A ComRes poll has given Labour a nine-point lead over the Conservatives, enough to put him in Downing Street with a handsome majority, but also found his popularity had fallen to a new low, with just 22 per cent of voters viewing him as a good leader.
In broadcast interviews, Mr Umunna insisted the party would not be blown off course by recent squalls, including a call by the former Home Secretary Jack Straw for the Labour leadership to “turn up the volume”.
The phrase has unfortunate connotations as the former Tory leader, Iain Duncan Smith, promised he was “turning up the volume” shortly before quitting.
Mr Umunna said: “There has been some hysteria around over the August weeks and the facts are this – since Ed Miliband became the leader of the Labour Party, we have been winning back support all over the country.”
- 1 Scottish independence: Ireland since 1919 is a lesson for Scotland in what a Yes vote means
- 2 Thailand deaths: Pair's bloodied bodies found naked on Koh Tao beach
- 3 Lego breaks out of the toy box and heads for the gallery
- 4 Julian Assange and Edward Snowden join piracy mogul Kim Dotcom’s political campaign in New Zealand
Thailand deaths: Pair's bloodied bodies found naked on Koh Tao beach
Jihadi John': MI5 may have identified Isis militant who killed David Haines but options limited
Russia freezes Ukraine into submission: Kiev admits country doesn't have enough fuel for winter
Scottish independence: Police will be on high alert on Friday whatever the result
David Haines beheading: David Cameron says Britain will hunt down Isis 'monsters' shown in video murdering aid worker
Daniele Watts: Django Unchained actress detained by Los Angeles police after being mistaken for a prostitute
The political class is doing what Hitler couldn’t – destroying Britain
Scottish independence: Nationalist leader Jim Sillars threatens pro-union companies with 'day of reckoning' after independence
Scottish independence: Yes campaign feels the heat as Alex Salmond's NHS claims come under furious attack
£23m Birmingham cycle scheme is attacked by Tory councillor for not catering to the elderly
Salmond accused of laughing off national debt with ‘what are they going to do: invade?’ joke
£45000 Per Annum: Clearwater People Solutions Ltd: Our client based in Chelmsf...
£25000 - £30000 Per Annum: Clearwater People Solutions Ltd: Our client are cur...

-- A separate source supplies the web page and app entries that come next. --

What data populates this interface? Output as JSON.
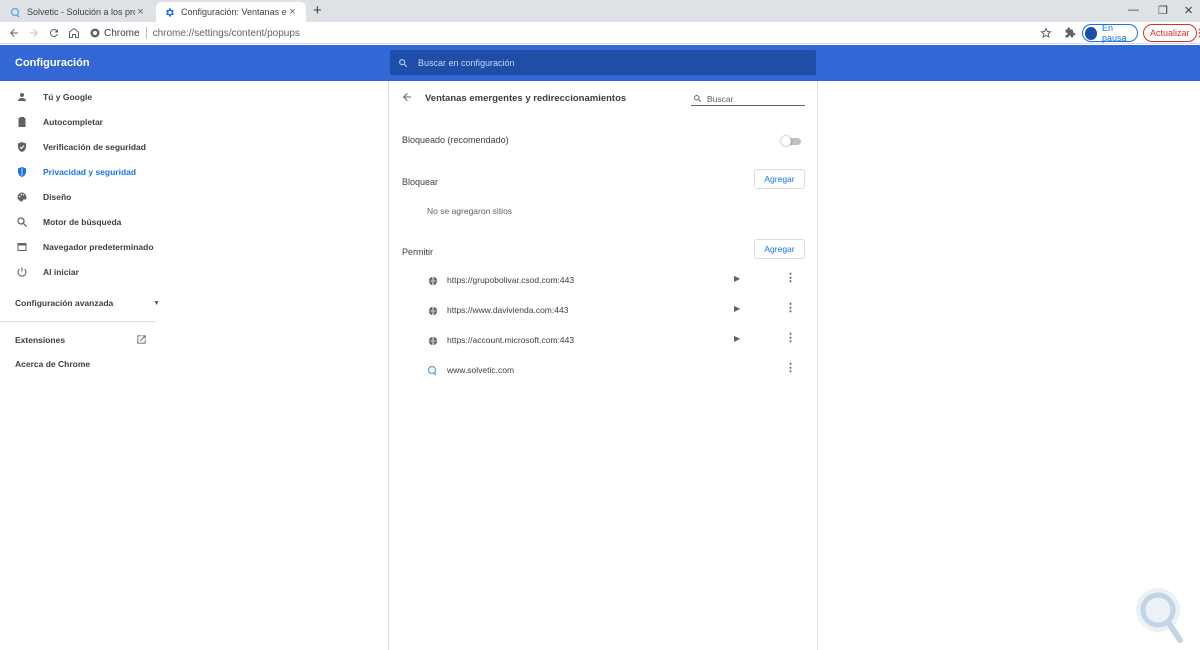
{
  "browser": {
    "tabs": [
      {
        "title": "Solvetic - Solución a los problemas",
        "active": false,
        "favicon": "solvetic-favicon"
      },
      {
        "title": "Configuración: Ventanas emergentes",
        "active": true,
        "favicon": "gear-icon"
      }
    ],
    "new_tab": "+",
    "address": {
      "site_label": "Chrome",
      "url": "chrome://settings/content/popups"
    },
    "profile_label": "En pausa",
    "update_label": "Actualizar"
  },
  "header": {
    "title": "Configuración",
    "search_placeholder": "Buscar en configuración"
  },
  "sidebar": {
    "items": [
      {
        "label": "Tú y Google",
        "icon": "person-icon",
        "active": false
      },
      {
        "label": "Autocompletar",
        "icon": "clipboard-icon",
        "active": false
      },
      {
        "label": "Verificación de seguridad",
        "icon": "shield-check-icon",
        "active": false
      },
      {
        "label": "Privacidad y seguridad",
        "icon": "shield-icon",
        "active": true
      },
      {
        "label": "Diseño",
        "icon": "palette-icon",
        "active": false
      },
      {
        "label": "Motor de búsqueda",
        "icon": "search-icon",
        "active": false
      },
      {
        "label": "Navegador predeterminado",
        "icon": "browser-icon",
        "active": false
      },
      {
        "label": "Al iniciar",
        "icon": "power-icon",
        "active": false
      }
    ],
    "advanced_label": "Configuración avanzada",
    "extensions_label": "Extensiones",
    "about_label": "Acerca de Chrome"
  },
  "page": {
    "title": "Ventanas emergentes y redireccionamientos",
    "search_placeholder": "Buscar",
    "blocked_label": "Bloqueado (recomendado)",
    "blocked_on": false,
    "block_section": "Bloquear",
    "add_label": "Agregar",
    "block_empty": "No se agregaron sitios",
    "allow_section": "Permitir",
    "allowed_sites": [
      {
        "url": "https://grupobolivar.csod.com:443",
        "icon": "globe-icon",
        "has_arrow": true
      },
      {
        "url": "https://www.davivienda.com:443",
        "icon": "globe-icon",
        "has_arrow": true
      },
      {
        "url": "https://account.microsoft.com:443",
        "icon": "globe-icon",
        "has_arrow": true
      },
      {
        "url": "www.solvetic.com",
        "icon": "solvetic-icon",
        "has_arrow": false
      }
    ]
  },
  "colors": {
    "header": "#3367d6",
    "accent": "#1a73e8",
    "update": "#d93025"
  }
}
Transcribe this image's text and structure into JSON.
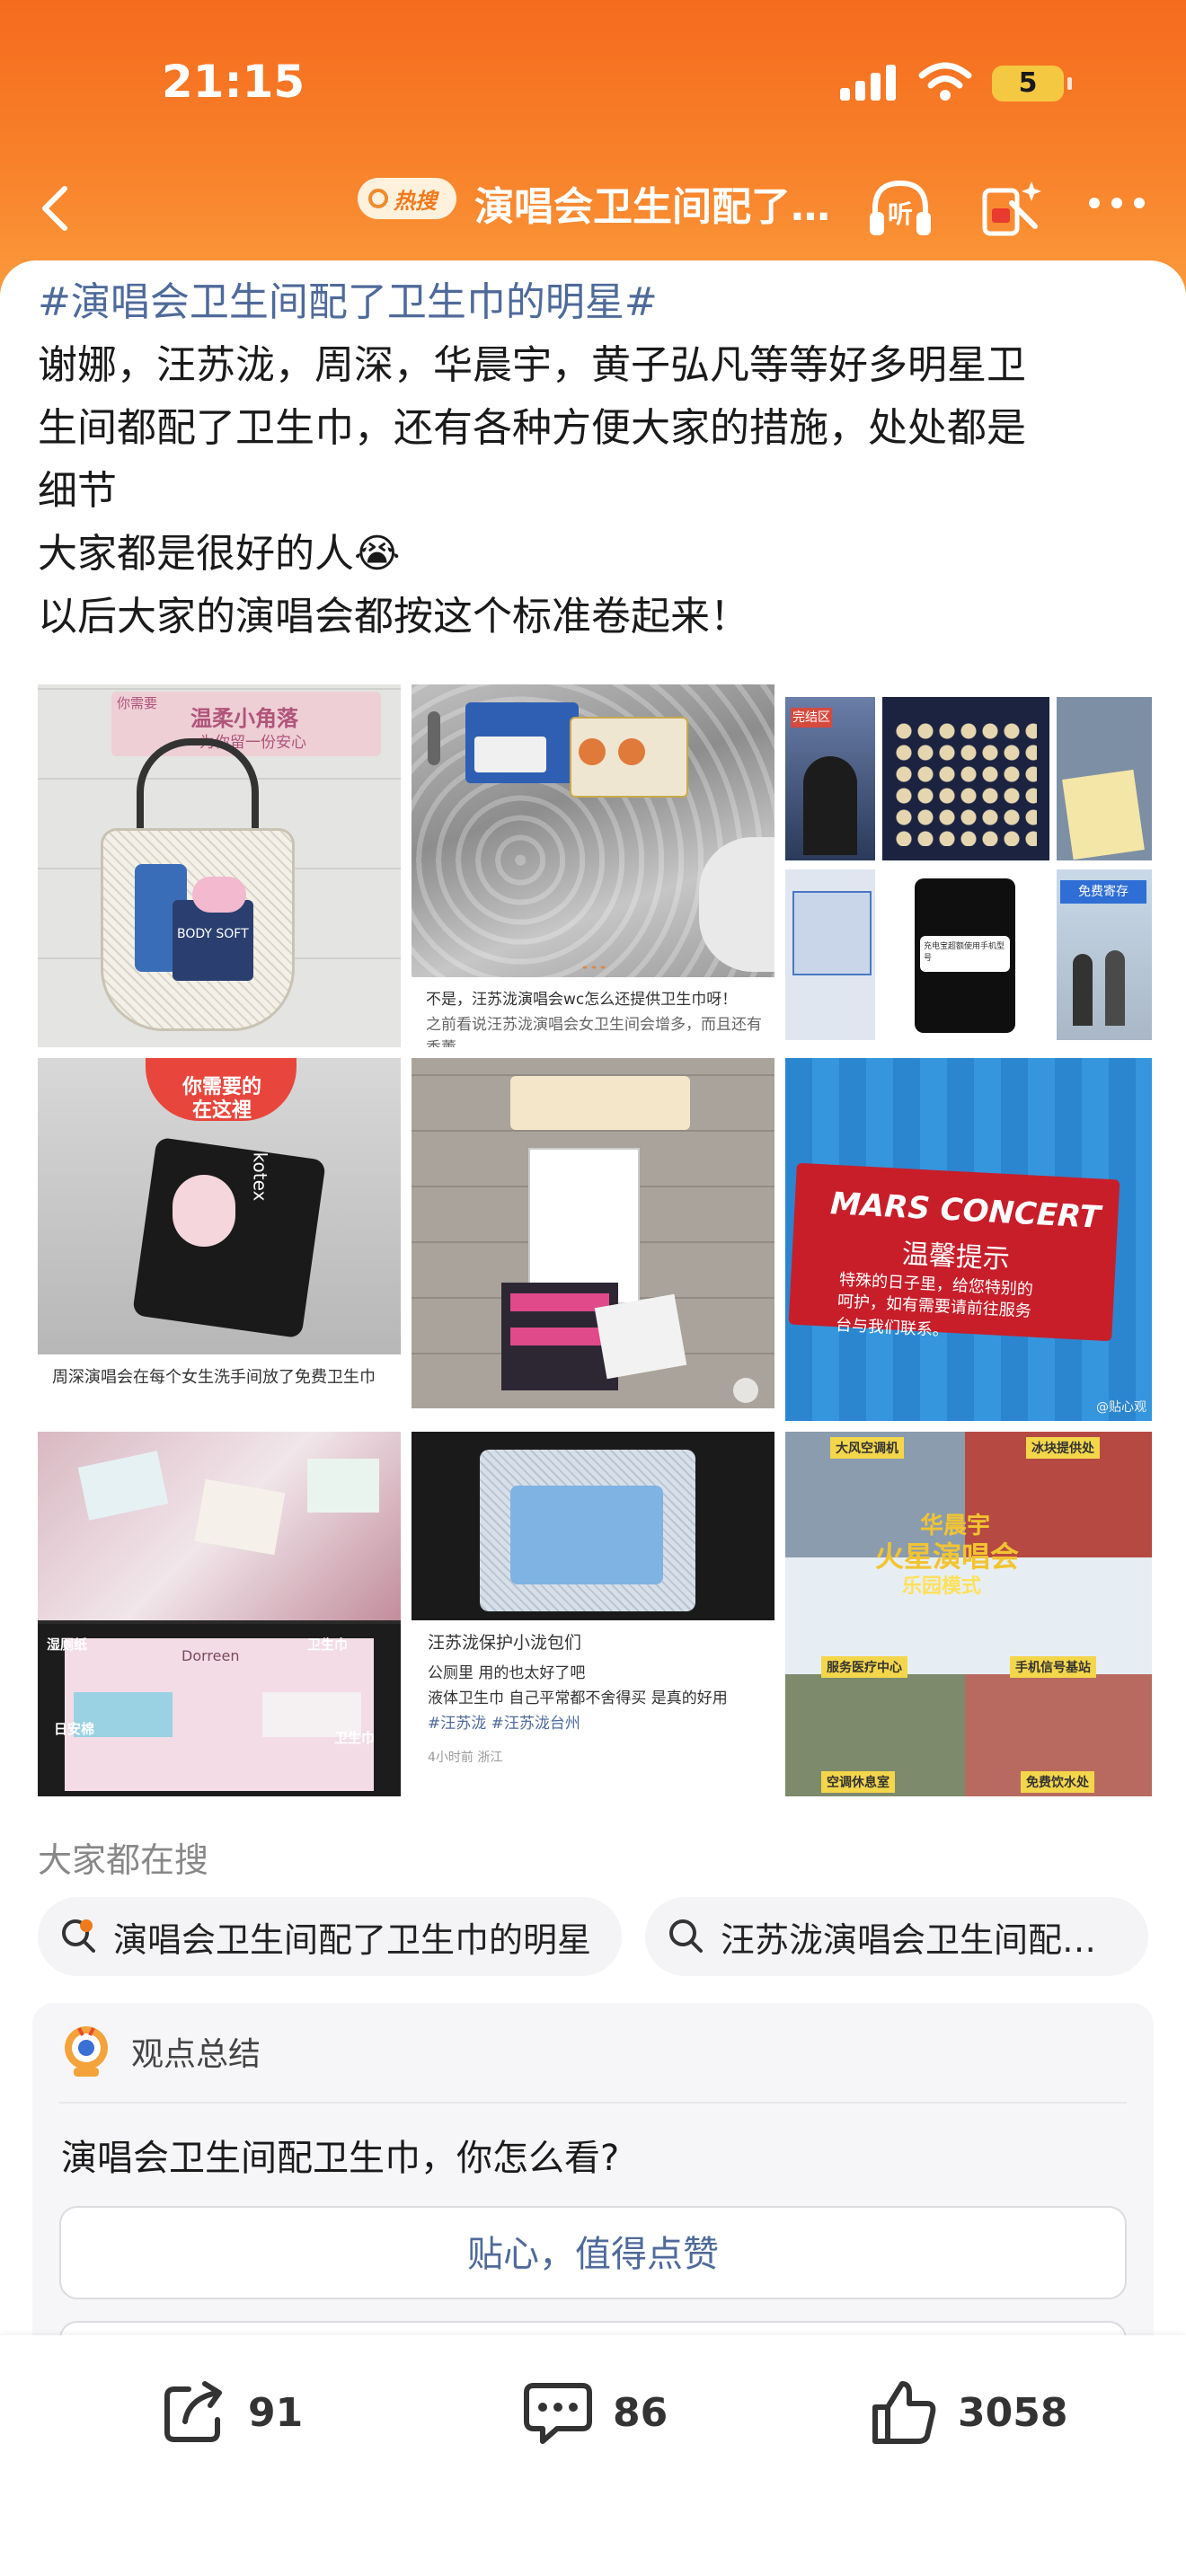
{
  "status": {
    "time": "21:15",
    "battery": "5"
  },
  "nav": {
    "badge": "热搜",
    "title": "演唱会卫生间配了…",
    "listen": "听"
  },
  "post": {
    "hashtag": "#演唱会卫生间配了卫生巾的明星#",
    "line1": "谢娜，汪苏泷，周深，华晨宇，黄子弘凡等等好多明星卫",
    "line2": "生间都配了卫生巾，还有各种方便大家的措施，处处都是",
    "line3": "细节",
    "line4": "大家都是很好的人😭",
    "line5": "以后大家的演唱会都按这个标准卷起来！"
  },
  "photos": {
    "p1_sign_a": "你需要",
    "p1_sign_b": "温柔小角落",
    "p1_sign_c": "为你留一份安心",
    "p1_pack": "BODY SOFT",
    "p2_cap1": "不是，汪苏泷演唱会wc怎么还提供卫生巾呀！",
    "p2_cap2": "之前看说汪苏泷演唱会女卫生间会增多，而且还有香薰、",
    "p3_tag": "完结区",
    "p3_phone": "充电宝超额使用手机型号",
    "p3_blue": "免费寄存",
    "p4_sign_a": "你需要的",
    "p4_sign_b": "在这裡",
    "p4_pack": "kotex",
    "p4_cap": "周深演唱会在每个女生洗手间放了免费卫生巾",
    "p6_title": "MARS CONCERT",
    "p6_head": "温馨提示",
    "p6_body1": "特殊的日子里，给您特别的",
    "p6_body2": "呵护，如有需要请前往服务",
    "p6_body3": "台与我们联系。",
    "p6_wm": "@贴心观",
    "p7_brand": "Dorreen",
    "p7_l1": "湿厕纸",
    "p7_l2": "日安棉",
    "p7_l3": "卫生巾",
    "p7_l4": "卫生巾",
    "p8_cap1": "汪苏泷保护小泷包们",
    "p8_cap2": "公厕里 用的也太好了吧",
    "p8_cap3": "液体卫生巾 自己平常都不舍得买 是真的好用",
    "p8_tags": "#汪苏泷  #汪苏泷台州",
    "p8_meta": "4小时前 浙江",
    "p9_l1": "大风空调机",
    "p9_l2": "冰块提供处",
    "p9_title1": "华晨宇",
    "p9_title2": "火星演唱会",
    "p9_title3": "乐园模式",
    "p9_l3": "服务医疗中心",
    "p9_l4": "手机信号基站",
    "p9_l5": "空调休息室",
    "p9_l6": "免费饮水处"
  },
  "search": {
    "title": "大家都在搜",
    "chip1": "演唱会卫生间配了卫生巾的明星",
    "chip2": "汪苏泷演唱会卫生间配…"
  },
  "summary": {
    "title": "观点总结",
    "question": "演唱会卫生间配卫生巾，你怎么看?",
    "option1": "贴心，值得点赞"
  },
  "actions": {
    "share": "91",
    "comment": "86",
    "like": "3058"
  },
  "colors": {
    "nav_orange": "#f56b1e",
    "hashtag": "#4f6a9a",
    "hot": "#f07a1c"
  }
}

£23500 - £40000 per annum: Randstad Education Plymouth: Randstad Education Ltd...
£60000 - £80000 per annum: Ashdown Group: Corporate Marketing Communications M...